This was the same day as our annual Parish Festival on June 20th,  The  council also assisted with food serving following the 5:15 mass.

The council Bocce Tournament is one of the Knights of Columbus’ fund raising projects for Operation LAMB, which donates all proceeds to local agencies who serve those with intellectual disabilities.

School Bells Ringing

Knights Fraternal TrainingThe new  council year is fast approaching. Soon we will have the election of officers, installation and then we get to work rebuilding our council to serve the parish and assist the church. This year we have web-based training for officers and  even  general members who are interested in the functions and operations of the Knights of Columbus.

The Knights of Columbus invites you to take part in a web training session for fraternal leaders.
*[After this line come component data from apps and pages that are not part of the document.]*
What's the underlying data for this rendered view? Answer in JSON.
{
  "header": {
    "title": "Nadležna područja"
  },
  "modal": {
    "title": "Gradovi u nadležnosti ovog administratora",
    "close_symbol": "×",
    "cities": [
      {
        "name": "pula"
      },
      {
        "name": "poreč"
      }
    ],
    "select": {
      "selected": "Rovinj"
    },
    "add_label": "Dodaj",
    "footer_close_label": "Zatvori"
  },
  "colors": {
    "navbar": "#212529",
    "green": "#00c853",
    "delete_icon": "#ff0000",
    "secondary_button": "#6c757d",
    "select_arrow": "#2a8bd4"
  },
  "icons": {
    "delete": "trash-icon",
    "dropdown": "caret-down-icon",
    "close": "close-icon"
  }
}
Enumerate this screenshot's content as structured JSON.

This session will be geared toward ALL fraternal leaders and the council encourages you to join in as you will benefit from this webinar. This webinar will discuss the importance of finishing the fraternal year on a high note and getting off to a quick start for the next fraternal year.  This town hall-type meeting will focus on:
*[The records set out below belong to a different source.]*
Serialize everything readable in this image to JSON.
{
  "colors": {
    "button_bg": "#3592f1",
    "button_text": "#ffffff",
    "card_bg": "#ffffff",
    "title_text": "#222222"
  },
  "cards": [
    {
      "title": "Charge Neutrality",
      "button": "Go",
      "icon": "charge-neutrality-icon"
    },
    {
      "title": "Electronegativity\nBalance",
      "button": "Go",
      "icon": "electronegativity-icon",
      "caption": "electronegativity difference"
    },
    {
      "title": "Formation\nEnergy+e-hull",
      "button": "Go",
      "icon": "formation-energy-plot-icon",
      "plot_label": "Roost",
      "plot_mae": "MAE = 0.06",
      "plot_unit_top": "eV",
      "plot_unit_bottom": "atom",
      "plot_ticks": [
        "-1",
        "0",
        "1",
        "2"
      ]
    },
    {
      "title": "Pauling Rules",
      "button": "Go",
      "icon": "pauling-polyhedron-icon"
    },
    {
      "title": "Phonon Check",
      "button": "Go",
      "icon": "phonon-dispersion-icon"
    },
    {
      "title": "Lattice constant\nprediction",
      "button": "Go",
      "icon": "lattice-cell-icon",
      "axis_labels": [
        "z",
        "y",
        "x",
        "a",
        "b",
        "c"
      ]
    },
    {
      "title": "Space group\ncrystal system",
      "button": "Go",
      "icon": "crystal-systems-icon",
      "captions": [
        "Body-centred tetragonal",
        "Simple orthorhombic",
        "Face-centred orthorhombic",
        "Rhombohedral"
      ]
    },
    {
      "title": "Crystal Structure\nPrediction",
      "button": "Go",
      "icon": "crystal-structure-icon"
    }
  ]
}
  • Finishing the year strong by measuring success and planning
  • Ensuring a smooth changeover in council leadership and getting off to a quick start
  • Planning ahead and keeping on track for a successful fraternal year

Please SAVE THE DATE and PASS THE WORD!! This training session will take place on Saturday, June 20, 2015 at 2:00 p.m. Eastern Daylight Time.  ALL fraternal leaders whether finishing their term or newly elected or appointed are encouraged to attend.

Please click on the link below to register for this event:
http://w.on24.com/r.htm?e=984302&s=1&k=245B53C1A085350AEBD1CFECEC6C8702

The Supreme Council encourages you to register for this webinar even if you cannot view the entire live webinar presentation. The webinar will recorded an available for on-demand viewing following the live event.

If you have questions regarding this event, please call Gary Nolan, Vice President for Fraternal Training and Ceremonials at 203-752-4347 or email gary.nolan@kofc.org.

We thank the Supreme Council and Gary R. Nolan, Vice President for Fraternal Training and Ceremonials, for making this  program available to Council 10910 and councils around the world.  It is yet another example of the support our national and state leaders give us and how they ensure that our councils and council officers have training available to them.

Dual Degree Held

National CathedralLots and lots of local knights joined together from Durham, Burlington, and Chapel Hill to hold First and Second Degree ceremonials at St. Thomas More Church in Chapel Hill.

Eight candidates for council memberships received their First Degree.  All conferees, joined by four other brother knights, then proceeded to their Second Degree ceremonial. The chamber was filled to capacity and all felt that the degree teams did an outstanding job.  They spoke from the heart with sincerity and pride in our Order. The degree teams were both from Burlington, NC, and Pius X Council 3498 of Blessed Sacrament Church.

The Second Degree Ceremonial was dedicated to Sir Knight Jerry Pilarski in recognition of his unselfish dedication to the church, his parish, and the Knights of Columbus.  Grand Knight Matt Raynor commented, “When the Knights are doing something, Jerry, is found there.”  Jerry has prepared many meals and pig pickings for the Council and prepares all of the pork that is sold to support parish programs to aid the homeless and poor seeking assistance at our door.

The Knights of Columbus members progress through three ceremonials in their quest for full knighthood in their fraternal order.  The Knights of Columbus were formed in 1882 by Father Michael J. McGivney, a parish priest in New Haven, Connecticut. He was faced with a parish of many immigrants who worked in local factories and silver smelting plants.  Still many others were without work due to bigotry and shunning by non-Catholics.  Many died premature deaths, leaving widows and orphans to face a life of poverty.  Some parish members were also tempted to join non-Catholic fraternal groups in hopes of gaining employment and acceptance.

Fr. McGivney’s dream was to form a core group of the faithful for the mutual benefit of the church and to provide for widows and orphans.  That small group of men grew into what we now know as the Knights of Columbus.